The recipe comes from my aunt, who got it from her mother in law, who got it from an Inn in Cape Breton. They’re made with oats, flour and sugar, the usual suspects. But this recipe has something different – Bran Flakes – for crunch, sweetness and texture. A hybrid, let’s say, just like us Nova Scotians.

He combined the dry ingredients while I measured the butter. He mixed everything until almost smooth- rugged batter was the look we were going for. We put the dough in the fridge and the next day, when the kitchen was quiet and the counter was free for rolling, I baked. And, I took this picture. I listened to a podcast with my EarPods in. I walked to the sink to wash my hands.  My left EarPod fell straight down the drain, like a diver without a splash. I crawled under the sink and tried to open the catch with my hands.

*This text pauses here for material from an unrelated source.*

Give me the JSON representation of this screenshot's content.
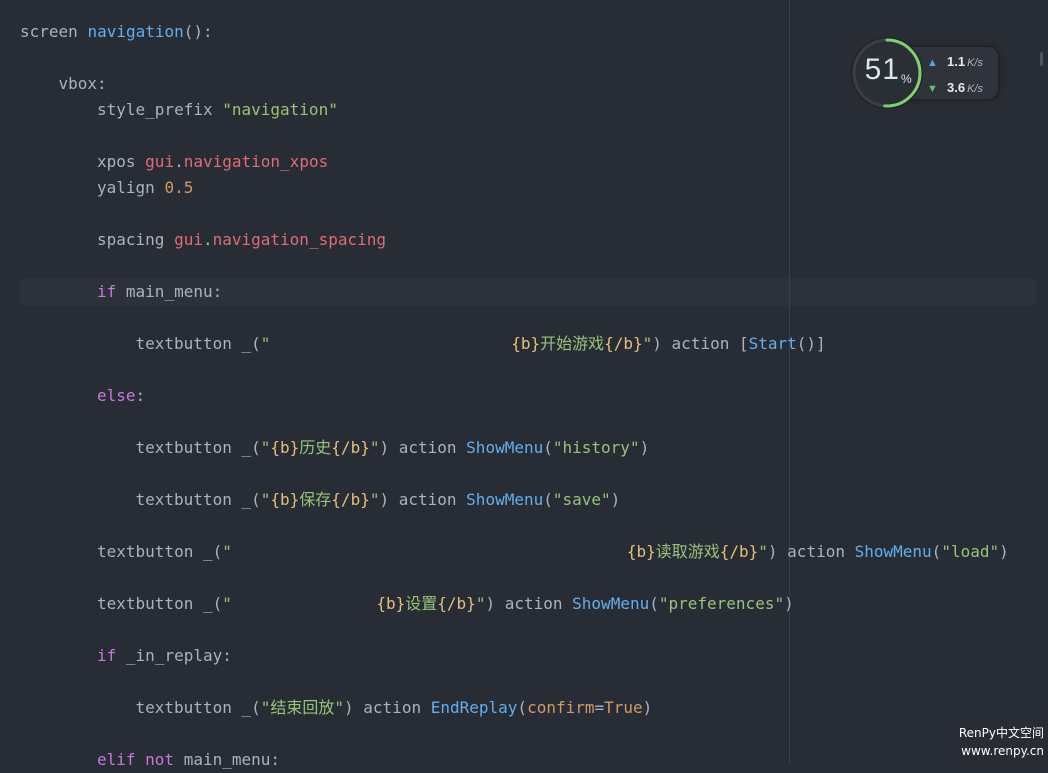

I couldn’t. I found a vice grip in the basement and twisted until I wore the plastic ridges off the catch. Righty tighy, lefty loosey. I was unsuccessful. Later that night my husband gave it a go, until he realized the catch had been glued on. With sweat on his brow, he called a plumber. We needed a new drain anyway, one that would catch an EarPod before it hit the standing water several feet below.

That night I began reading The Overstory by Richard Powers. I’m now a little ways in; my dent in the book matches the thickness of a wafer-thin oatcake. But already I’ve witnessed the growth of a towering chestnut through the lens of an immigrant couple as they marry in Brooklyn then travel to Iowa, where they begin farming, growing their family and planting six precious chestnut trees carried from New York. Their east coast chestnuts are rare in Iowa. Their success is a gamble. Two died in winter. One died of draught. Another by lightening. The fifth died when it was stripped of its leaves by the farmer’s son who used the leaves for paper money. But the sixth, it flourished.

Later a deadly blight arrives from Asia “in the wood of Chinese chestnuts destined for fancy gardens” and wipes out chestnuts up and down the Eastern seaboard. But this chestnut, on a hill faraway in Iowa, survives.

Every month the farmer takes a picture of his precious tree to document its growth. When he dies his son does the same, as does his son’s son. They leave behind over 1,000 photos of this now majestic tree, reaching tall, despite it all. I think of the red oak that stands along a tributary of the Shubenacadie River. The tree is visible from Highway 102, a fleeting view from the car window. It’s famous. Drivers depend on it; that tree is a vision of calm.

Then I read on:

“The photos hide everything.”

The Depression that costs them two hundred acres.

The weddings, christenings and graduations.

The deaths in the South Pacific.

The pregnancies.

The adulteries.

The lawsuits.





“Everything a human might call ‘the story’ happens outside the photos’ frame. Inside the frame, through hundreds of revolving seasons, there is only that solo tree, its fissured bark spiraling upward into early middle age, growing at the speed of wood.”

Oatcakes and a flour scooper is a serene scene. It’s not hiding one hundred years of fire, disease and war, but it doesn’t tell the story of a small plumbing crisis. There’s always a story that a photo does not to tell.

PS – my left EarPod survived a night in the plumbing, and those oatcakes slid in nicely on the dessert table amongst the baklava, red bean dumplings and Nanaimo bars. And, Charlie wore his kilt.

Nova Scotian Oatcakes 

1/2 teaspoon baking soda

1/2 cup boiling water

2 cups flour

1 teaspoon baking powder

1 teaspoon salt

2 cups Bran Flakes

1 1/4 cup white sugar

2 cups rolled oats

1 1/4 cup butter, cut into cubes (original recipe calls for shortening, before that, probably lard)

Preheat oven to 375F.

Add baking soda to boiling water and let stand until cool. Sift together flour, baking powder and salt. Stir in the Bran Flakes, sugar and rolled oats. Add butter and combine until mixture is crumbly, or rugged as Charlie calls it. Add cooled water with soda and combine until water is incorporated. Form into a ball and roll out thinly onto a lightly floured surface. This can be done in stages depending on counter space. Cut as you wish – circles, squares, whatever you’d like. Bake on cookie sheets until golden brown – timing will depend on thickness of oatcakes. Test at 8 minutes…